Before running this notebook, select “Session > Restart R and Clear Output” in the menu above to start a new R session. This will clear any old data sets and give us a blank slate to start with.

After starting a new session, run the following code chunk to load the libraries and data that we will be working with today.

I have set the options include=FALSE and message=FALSE to avoid cluttering the solutions with all the output from this code.

Grammar of Graphics


Data visualization is an incredibly important skill and a task that R is particularly well-designed for. We are going to learn and use the ggplot2 package for building beautiful and informative graphics. The package makes it easy to build fairly complex graphics in a way that is guided by a general theory of data visualization. The only downside is that, because it is built around a theoretical model rather than many one-off solutions for different tasks, it has a steep initial learning curve. These notes will, hopefully, make this as painless as possible.

The core idea of the grammar of graphics is that visualizations are composed of independent layers. To describe a specific layer, we need to specify several elements:

  • data: the data set from which data will be taken to construct the plot
  • geom: a description of what kinds of objects to plot (i.e., points, labels, or boxes)
  • aes: a mapping from elements of the plot to columns in our data set (i.e., the position on the x-axis or the color of our points); it stands for aesthetics

You can describe virtually any type of visualization by putting together these elements.

To show how to use the grammar of graphics, we will start by using the food data set introduced in the previous notes, with each row describing a particular item of food along with various nutritional information. The first plot we will make is a scatter plot that investigates the relationship between calories and the total fat (in grams) that are in a 100g portion of each food item. In the language of the grammar of graphics we can describe this with the following elements:

  • data: our data set is called food
  • geom: we will build a plot with a points geometry; each row of data is represented by a point
  • aes: the x-axis will be associated with calories and the y-axis with total_fat

Scatter plot example

The easiest way to understand how we specify these elements within ggplot is by seeing an example. Here is the code to specify the data, geom, and aes:

food %>%
  ggplot() +
    geom_point(aes(x = calories, y = total_fat))

In the first line we specify the data set (food), which is then piped (%>%) into the function ggplot, which instructs R to start a new plot. Next, we add (+) a layer to the plot. This layer uses a points geom (geom_point) and describes two aes values, x = calories and y = total_fat.

In order to make a similar plot with different variables, or a different data set, you can copy this code and change the associated variable names (food, calories, and total_fat). In the code below create another scatterplot from the food data set, choosing any two variables for the two axes:

food %>%
  ggplot() +
    geom_point(aes(x = vitamin_a, y = iron))

In the next few classes we will see how to modify and build on this basic structure to create more complex graphics.

Text Geometries

Let’s go through several other choices of geometries that we could have in the plot. There are many of these, but in general you can create most plots with only a small number of geometry types. To start, we will use the geometry geom_text, which puts a small label in place of the points in our previous example.

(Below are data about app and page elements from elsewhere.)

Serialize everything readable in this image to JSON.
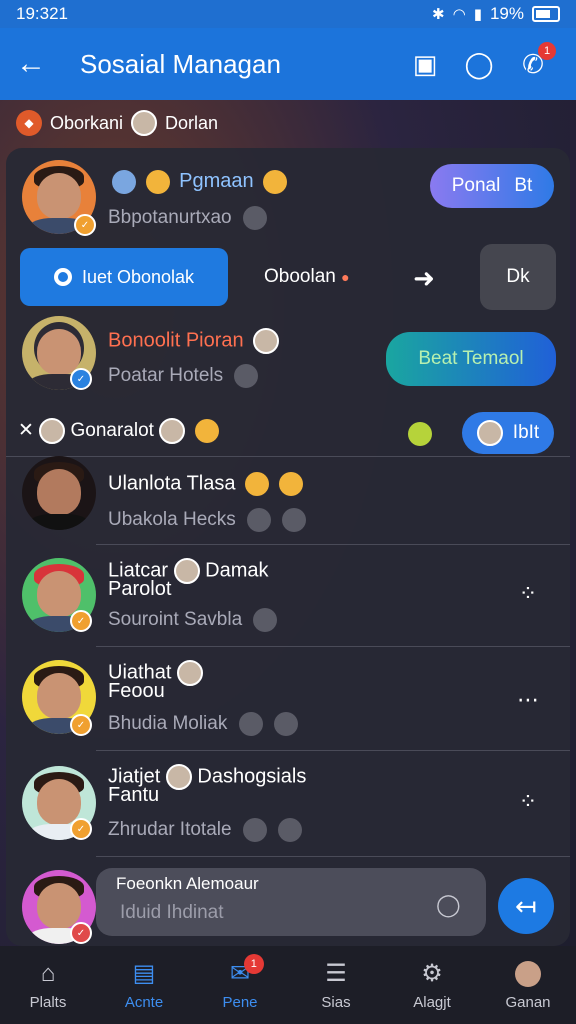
{
  "status": {
    "time": "19:321",
    "battery": "19%"
  },
  "appbar": {
    "title": "Sosaial Managan"
  },
  "crumb": {
    "left": "Oborkani",
    "right": "Dorlan"
  },
  "card1": {
    "name": "Pgmaan",
    "sub": "Bbpotanurtxao",
    "pill": "Ponal",
    "pill_right": "Bt"
  },
  "actions": {
    "primary": "Iuet Obonolak",
    "secondary": "Oboolan",
    "end": "Dk"
  },
  "card2": {
    "name": "Bonoolit Pioran",
    "sub": "Poatar Hotels",
    "pill": "Beat Temaol"
  },
  "section": {
    "title": "Gonaralot",
    "pill": "IbIt"
  },
  "contacts": [
    {
      "name": "Ulanlota Tlasa",
      "sub": "Ubakola Hecks"
    },
    {
      "name": "Liatcar",
      "name2": "Damak",
      "name3": "Parolot",
      "sub": "Souroint Savbla"
    },
    {
      "name": "Uiathat",
      "name3": "Feoou",
      "sub": "Bhudia Moliak"
    },
    {
      "name": "Jiatjet",
      "name2": "Dashogsials",
      "name3": "Fantu",
      "sub": "Zhrudar Itotale"
    }
  ],
  "composer": {
    "label": "Foeonkn Alemoaur",
    "placeholder": "Iduid Ihdinat"
  },
  "nav": {
    "items": [
      "Plalts",
      "Acnte",
      "Pene",
      "Sias",
      "Alagjt",
      "Ganan"
    ]
  }
}
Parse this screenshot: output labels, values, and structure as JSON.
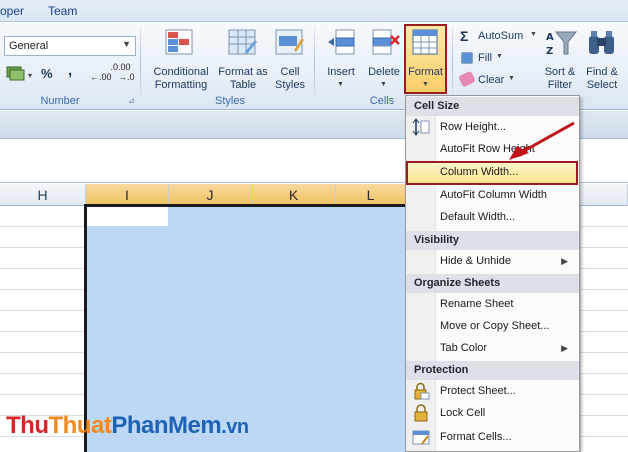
{
  "tabs": [
    "oper",
    "Team"
  ],
  "ribbon": {
    "number": {
      "format_value": "General",
      "currency_symbol": "$",
      "percent": "%",
      "comma": ",",
      "inc_decimal": "←.0 .00",
      "dec_decimal": ".00 →.0",
      "group_label": "Number"
    },
    "styles": {
      "conditional_formatting": "Conditional Formatting",
      "format_as_table": "Format as Table",
      "cell_styles": "Cell Styles",
      "group_label": "Styles"
    },
    "cells": {
      "insert": "Insert",
      "delete": "Delete",
      "format": "Format",
      "group_label": "Cells"
    },
    "editing": {
      "autosum": "AutoSum",
      "fill": "Fill",
      "clear": "Clear",
      "sort_filter": "Sort & Filter",
      "find_select": "Find & Select"
    }
  },
  "columns": [
    "H",
    "I",
    "J",
    "K",
    "L"
  ],
  "menu": {
    "cell_size_header": "Cell Size",
    "row_height": "Row Height...",
    "autofit_row_height": "AutoFit Row Height",
    "column_width": "Column Width...",
    "autofit_column_width": "AutoFit Column Width",
    "default_width": "Default Width...",
    "visibility_header": "Visibility",
    "hide_unhide": "Hide & Unhide",
    "organize_header": "Organize Sheets",
    "rename_sheet": "Rename Sheet",
    "move_copy_sheet": "Move or Copy Sheet...",
    "tab_color": "Tab Color",
    "protection_header": "Protection",
    "protect_sheet": "Protect Sheet...",
    "lock_cell": "Lock Cell",
    "format_cells": "Format Cells..."
  },
  "watermark": {
    "part1": "Thu",
    "part2": "Thuat",
    "part3": "PhanMem",
    "part4": ".vn"
  },
  "colors": {
    "highlight_border": "#9b1c1c",
    "arrow": "#c0161b",
    "selection": "#bcd8f5",
    "watermark_red": "#d7262b",
    "watermark_orange": "#f08a1e",
    "watermark_blue": "#1f63b5"
  }
}
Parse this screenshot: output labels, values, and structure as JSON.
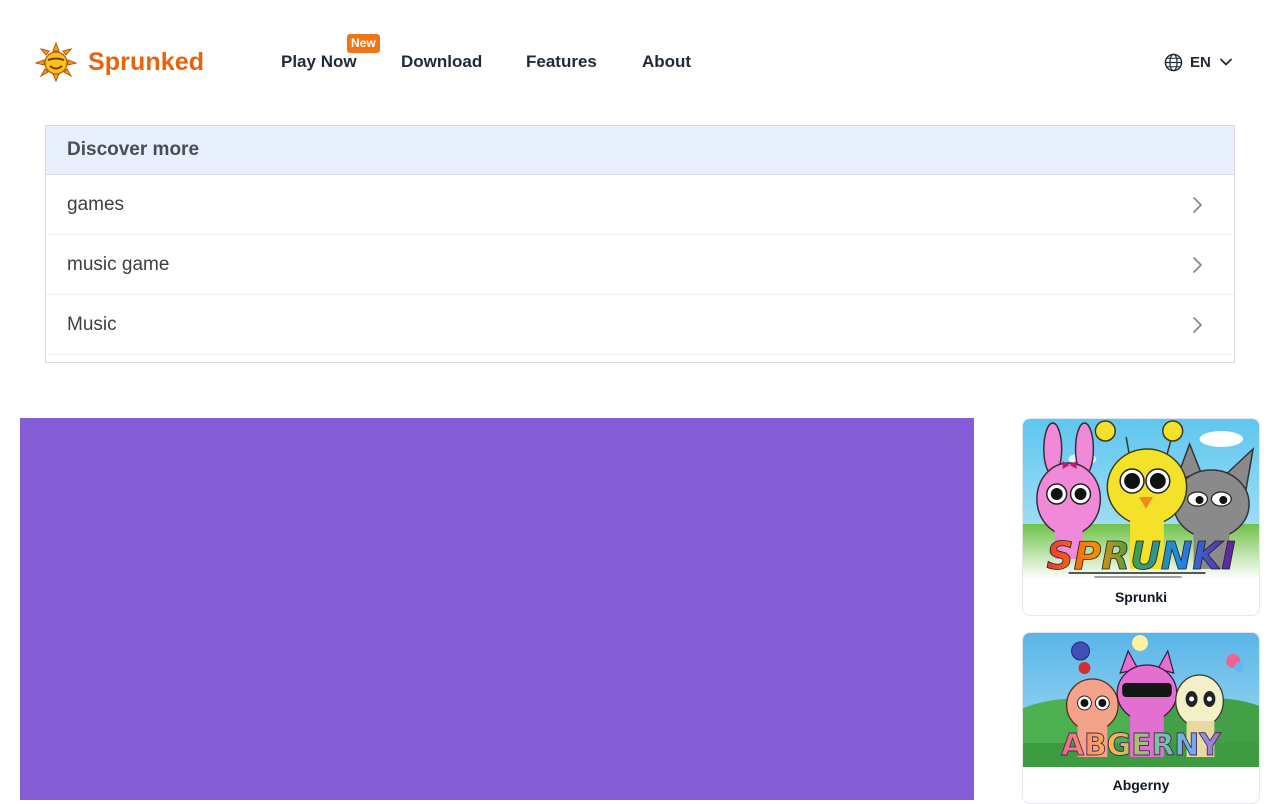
{
  "brand": {
    "name": "Sprunked",
    "logo_icon": "sun-mascot-icon"
  },
  "nav": {
    "items": [
      {
        "label": "Play Now",
        "badge": "New"
      },
      {
        "label": "Download"
      },
      {
        "label": "Features"
      },
      {
        "label": "About"
      }
    ]
  },
  "language": {
    "icon": "globe-icon",
    "label": "EN",
    "caret_icon": "chevron-down-icon"
  },
  "discover": {
    "title": "Discover more",
    "items": [
      {
        "label": "games",
        "icon": "chevron-right-icon"
      },
      {
        "label": "music game",
        "icon": "chevron-right-icon"
      },
      {
        "label": "Music",
        "icon": "chevron-right-icon"
      }
    ]
  },
  "game_embed": {
    "background": "#855dd6"
  },
  "sidebar": {
    "cards": [
      {
        "title": "Sprunki",
        "thumb_text": "SPRUNKI"
      },
      {
        "title": "Abgerny",
        "thumb_text": "ABGERNY"
      }
    ]
  },
  "colors": {
    "brand": "#e8630a",
    "badge": "#f07519",
    "discover_header": "#e8f0fd",
    "text": "#1f2937"
  }
}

The text geometry needs an additional aes called label to describe what variable in the data set should be used as the label. Here, we use the variable called item to label each point with the name of the specific food item in question (the column is called item):

food %>%
  ggplot() +
    geom_text(aes(x = calories, y = total_fat, label = item))

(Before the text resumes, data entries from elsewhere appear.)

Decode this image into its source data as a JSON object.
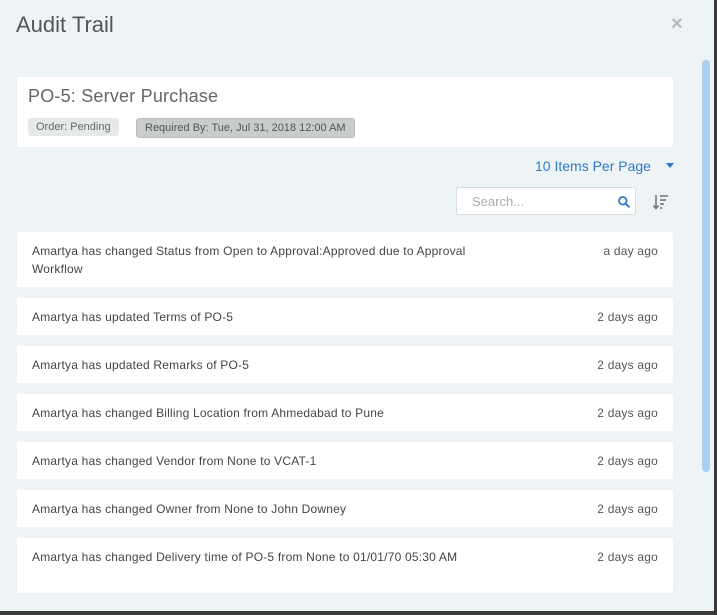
{
  "modal": {
    "title": "Audit Trail",
    "close_label": "×"
  },
  "po": {
    "title": "PO-5: Server Purchase",
    "status_badge": "Order: Pending",
    "required_badge": "Required By: Tue, Jul 31, 2018 12:00 AM"
  },
  "pager": {
    "label": "10 Items Per Page"
  },
  "search": {
    "placeholder": "Search...",
    "value": ""
  },
  "entries": [
    {
      "text": "Amartya has changed Status from Open to Approval:Approved due to Approval Workflow",
      "time": "a day ago"
    },
    {
      "text": "Amartya has updated Terms of PO-5",
      "time": "2 days ago"
    },
    {
      "text": "Amartya has updated Remarks of PO-5",
      "time": "2 days ago"
    },
    {
      "text": "Amartya has changed Billing Location from Ahmedabad to Pune",
      "time": "2 days ago"
    },
    {
      "text": "Amartya has changed Vendor from None to VCAT-1",
      "time": "2 days ago"
    },
    {
      "text": "Amartya has changed Owner from None to John Downey",
      "time": "2 days ago"
    },
    {
      "text": "Amartya has changed Delivery time of PO-5 from None to 01/01/70 05:30 AM",
      "time": "2 days ago"
    }
  ],
  "colors": {
    "accent": "#2f79c8",
    "background": "#eef3f6",
    "scrollbar": "#aad0ee"
  },
  "icons": {
    "close": "close-icon",
    "search": "search-icon",
    "sort": "sort-icon",
    "pager": "chevron-down-icon"
  }
}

Can you now identify what food has the highest amount of fat? Or the highest calorie count? Hopefully!

You likely cannot, however, figure out what foods have the lowest amount of fat because the labels become too clumped together. In order to try to address this issue, we can use a slightly different geometry called geom_text_repel. It also places labels on the plot, but has logic that avoids intersecting labels. Instead, labels are moved away from the data points and connected (when needed) by a line segment:

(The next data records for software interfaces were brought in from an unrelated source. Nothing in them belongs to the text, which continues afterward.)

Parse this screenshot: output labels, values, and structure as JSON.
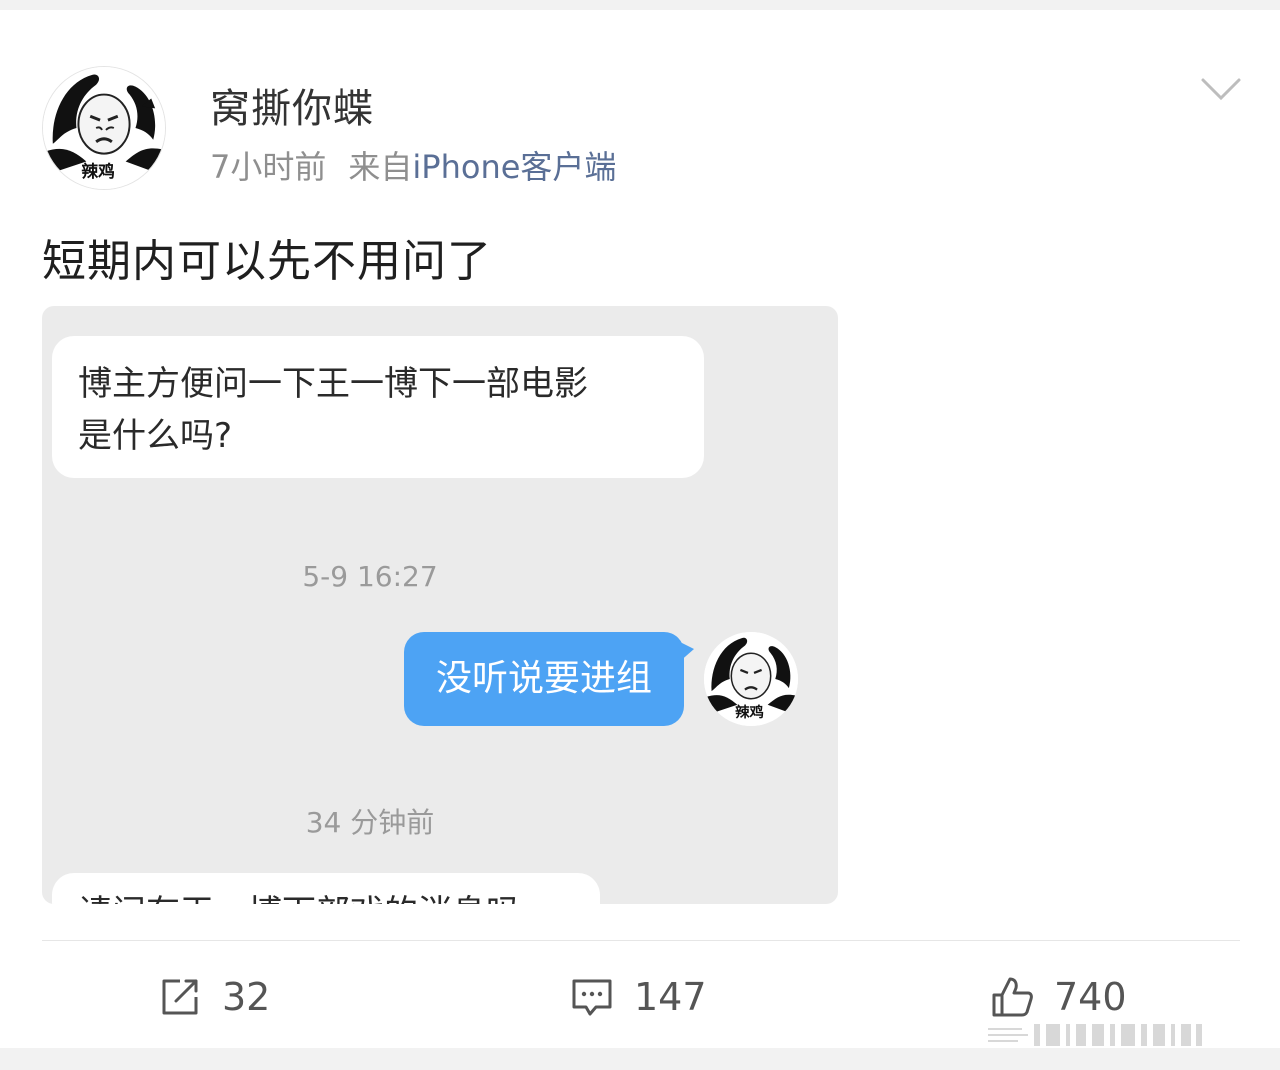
{
  "post": {
    "username": "窝撕你蝶",
    "time": "7小时前",
    "source_prefix": "来自",
    "source_client": "iPhone客户端",
    "text": "短期内可以先不用问了",
    "avatar_caption": "辣鸡",
    "more_icon": "chevron-down-icon"
  },
  "screenshot": {
    "incoming_message_1_line_1": "博主方便问一下王一博下一部电影",
    "incoming_message_1_line_2": "是什么吗?",
    "timestamp_1": "5-9 16:27",
    "outgoing_message": "没听说要进组",
    "sender_avatar_caption": "辣鸡",
    "timestamp_2": "34 分钟前",
    "incoming_message_2": "请问有王一博下部戏的消息吗"
  },
  "actions": {
    "repost": {
      "icon": "repost-icon",
      "count": "32"
    },
    "comment": {
      "icon": "comment-icon",
      "count": "147"
    },
    "like": {
      "icon": "thumbs-up-icon",
      "count": "740"
    }
  },
  "colors": {
    "outgoing_bubble": "#4da3f4",
    "client_link": "#5a6f96",
    "chat_background": "#ebebeb"
  }
}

food %>%
  ggplot() +
    geom_text_repel(aes(x = calories, y = total_fat, label = item))